The author, now in his 90s, treads lightly on the subject of mortality. In the chapter “Time, like a dark wind…,” he writes eloquently: “Then, death is a presence you have to live with, even before it occurs; a stranger in the midst of the living – unrelenting, unfeeling, there to do what he must, without hate or emotion, like a bailiff with a decree on all you possess and hold dear.”

It is good to see that unlike the usual “Brown Sahibs”, who were the mainstay of the Pakistani bureaucracy before it opened its doors to the “great unwashed,” Iqbal Akhund has a keen eye for the happenings in the streets of a city.  In the essay ‘Westernisation,’ there is a delightful little picture of a truck with a couplet that nicely encapsulates the ire of the conservatives towards women for their lack of religious knowledge, and their (perceived) inclination towards westernisation.  

The city of Hyderabad (Sindh), where the author’s family settled after migrating from India, takes on a lot of colour with the description of what, to some Hyderabadis, was the ‘Paris of the East.’ There is a wonderful anecdote that describes how in the Hindu Mohallas of the Hyderabad of the past, a person’s identity was linked to the street of residence. So instead of surnames, the inhabitants were known by the streets they lived in. When the author went to a Hindu school as a new boy he was asked, “What is your surname?” he replied, “Civil Lines,” leaving his classmates totally perplexed! 

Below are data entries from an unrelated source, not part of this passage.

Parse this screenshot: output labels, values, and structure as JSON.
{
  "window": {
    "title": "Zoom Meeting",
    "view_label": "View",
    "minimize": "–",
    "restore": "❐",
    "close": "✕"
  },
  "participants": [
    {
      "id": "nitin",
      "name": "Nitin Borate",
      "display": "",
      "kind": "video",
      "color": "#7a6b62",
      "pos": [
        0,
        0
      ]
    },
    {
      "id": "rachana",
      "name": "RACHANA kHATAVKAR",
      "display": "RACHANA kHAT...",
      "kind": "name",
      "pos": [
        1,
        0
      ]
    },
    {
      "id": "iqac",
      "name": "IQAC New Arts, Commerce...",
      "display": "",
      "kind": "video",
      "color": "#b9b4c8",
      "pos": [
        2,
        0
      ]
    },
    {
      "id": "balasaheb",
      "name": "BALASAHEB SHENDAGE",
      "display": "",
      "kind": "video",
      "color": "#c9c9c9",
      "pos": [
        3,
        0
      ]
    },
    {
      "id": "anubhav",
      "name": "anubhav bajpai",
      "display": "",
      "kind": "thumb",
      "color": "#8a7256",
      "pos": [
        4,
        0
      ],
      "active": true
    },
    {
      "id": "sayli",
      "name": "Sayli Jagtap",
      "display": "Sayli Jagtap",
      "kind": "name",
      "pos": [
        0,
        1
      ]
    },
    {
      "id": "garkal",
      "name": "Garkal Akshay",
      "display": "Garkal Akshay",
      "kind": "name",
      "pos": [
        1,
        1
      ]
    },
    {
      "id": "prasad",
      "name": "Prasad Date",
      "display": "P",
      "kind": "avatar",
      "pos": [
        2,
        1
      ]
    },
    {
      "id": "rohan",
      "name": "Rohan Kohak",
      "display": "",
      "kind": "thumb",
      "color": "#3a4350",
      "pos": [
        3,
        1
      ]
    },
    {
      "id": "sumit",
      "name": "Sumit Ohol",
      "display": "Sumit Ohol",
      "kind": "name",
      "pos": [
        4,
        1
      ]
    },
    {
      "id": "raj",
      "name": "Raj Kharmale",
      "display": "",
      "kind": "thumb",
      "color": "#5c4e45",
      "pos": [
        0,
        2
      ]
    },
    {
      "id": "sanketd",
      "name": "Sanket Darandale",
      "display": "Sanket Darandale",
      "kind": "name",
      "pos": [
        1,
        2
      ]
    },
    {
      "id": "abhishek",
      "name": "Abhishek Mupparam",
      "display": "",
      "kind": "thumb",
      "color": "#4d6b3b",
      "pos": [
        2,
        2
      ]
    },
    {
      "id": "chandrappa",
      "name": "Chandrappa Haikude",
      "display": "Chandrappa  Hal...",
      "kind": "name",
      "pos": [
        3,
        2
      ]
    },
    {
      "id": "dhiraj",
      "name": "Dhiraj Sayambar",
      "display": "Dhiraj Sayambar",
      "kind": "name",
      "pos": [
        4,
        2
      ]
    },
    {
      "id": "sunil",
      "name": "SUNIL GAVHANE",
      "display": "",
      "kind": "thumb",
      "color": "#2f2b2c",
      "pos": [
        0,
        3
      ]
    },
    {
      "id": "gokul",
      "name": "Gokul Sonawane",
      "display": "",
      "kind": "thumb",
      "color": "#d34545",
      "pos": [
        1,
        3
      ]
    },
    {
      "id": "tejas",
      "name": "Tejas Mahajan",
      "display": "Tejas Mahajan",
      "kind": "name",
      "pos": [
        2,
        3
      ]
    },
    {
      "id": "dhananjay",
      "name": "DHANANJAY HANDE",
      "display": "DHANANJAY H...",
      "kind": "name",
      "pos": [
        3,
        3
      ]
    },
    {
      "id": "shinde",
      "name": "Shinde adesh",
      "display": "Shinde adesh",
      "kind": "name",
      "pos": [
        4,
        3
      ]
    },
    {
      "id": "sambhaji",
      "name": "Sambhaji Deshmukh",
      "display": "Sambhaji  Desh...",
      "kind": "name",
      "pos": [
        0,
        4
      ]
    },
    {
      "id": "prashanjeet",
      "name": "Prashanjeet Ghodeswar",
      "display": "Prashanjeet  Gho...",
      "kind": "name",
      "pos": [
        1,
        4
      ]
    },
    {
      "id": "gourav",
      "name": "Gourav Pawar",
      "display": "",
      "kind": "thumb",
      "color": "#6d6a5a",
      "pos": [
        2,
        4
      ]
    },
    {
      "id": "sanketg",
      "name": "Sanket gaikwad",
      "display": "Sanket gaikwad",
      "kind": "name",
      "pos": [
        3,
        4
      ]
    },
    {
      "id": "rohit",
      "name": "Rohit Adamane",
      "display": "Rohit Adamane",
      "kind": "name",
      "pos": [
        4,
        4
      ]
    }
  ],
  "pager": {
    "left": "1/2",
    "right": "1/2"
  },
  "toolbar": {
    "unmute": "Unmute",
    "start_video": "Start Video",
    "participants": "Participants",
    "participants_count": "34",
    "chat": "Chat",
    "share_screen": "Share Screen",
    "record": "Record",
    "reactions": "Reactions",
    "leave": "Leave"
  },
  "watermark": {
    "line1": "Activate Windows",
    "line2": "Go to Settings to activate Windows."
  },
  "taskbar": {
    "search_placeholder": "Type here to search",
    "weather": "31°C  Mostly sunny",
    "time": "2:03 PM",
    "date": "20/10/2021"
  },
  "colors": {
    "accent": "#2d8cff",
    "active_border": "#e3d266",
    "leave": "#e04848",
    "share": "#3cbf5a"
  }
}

Moving on from Hyderabad to Karachi, the essay ‘Joe, Jim, Jam’ has a charming account of the so called ‘Irani Cafés’ including a hilarious free verse titled, ‘Irani Restaurant Instructions.’  

The poem, written by a Bombay poet, Nizzim Ezekiel, goes like this:

please

do not spit

do not sit more

pay promptly, time is valuable

do not write letter

without order refreshments

do not comb

hair is spoiling floor

do not make mischief in cabin

our waiter is watching

come again

all are welcome whatever caste

if not satisfied tell us

otherwise tell others

God is great

The essay goes on to describe the trio of close friends that included Akhund, a Muslim, Thomas, a Christian and Prem, a Hindu. Surprise of surprises, it is revealed that the famous incident in India in the 1950s in which a Parsi naval officer, Kawas Nanavati, shot dead a philanderer who was having an affair with the officer’s wife, was none other than the dashing Prem Ahuja of this erstwhile trio! This story was retold in the recent Bollywood blockbuster, Rustom. 

The book covers a broad spectrum of topics – ranging from pre-partition India to contemporary Pakistan. The author puts to good use the experience and knowledge he gained in his postings across several countries of the world. Clearly, he is an astute observer – kind of a modern-day Ibn-e-Battuta, the legendary 14th century Moroccan traveller and scholar. The reader is taken on a trip to familiar cities like Paris and New York, and onward to more exotic locales in China, Egypt, Lebanon, South Africa, Chad and Yemen, where his encounters with the unfamiliar range from the dangerous to the outright hilarious. 

In one such story, the author is visiting Beijing as the Benazir government’s Advisor on Foreign Affairs. One morning, Akhund wakes up with a sore throat and asks the waiter to bring an aspirin and a glass of warm water to dissolve it in. The uncomprehending waiter goes away, only to return with a team of protocol officer, doctor and nurse. The doctor subjects him to a thorough examination and, much to his dismay,  tells him that they cannot take any risk with a man of his age! He is then prescribed an antibiotic, a cough syrup, pills and…aspirin.

One notices that the author has shied away from dwelling at length on some important and contentious issues like the partition of Pakistan. The essay, ‘Two Nations,’ is a very short and cursory analysis of the two-nation theory that led to the creation of Pakistan.     

Minor quibbles aside, Of Pearls and Pecks of Straw is an intelligent read that takes your mind away from the painful issues of violence, politics and injustice. It is an account of a life well lived, and a world well observed – with a keen eye, a sense of humour, and tremendous humanity and sensitivity.  n

The writer is an engineer by training and a social scientist by inclination.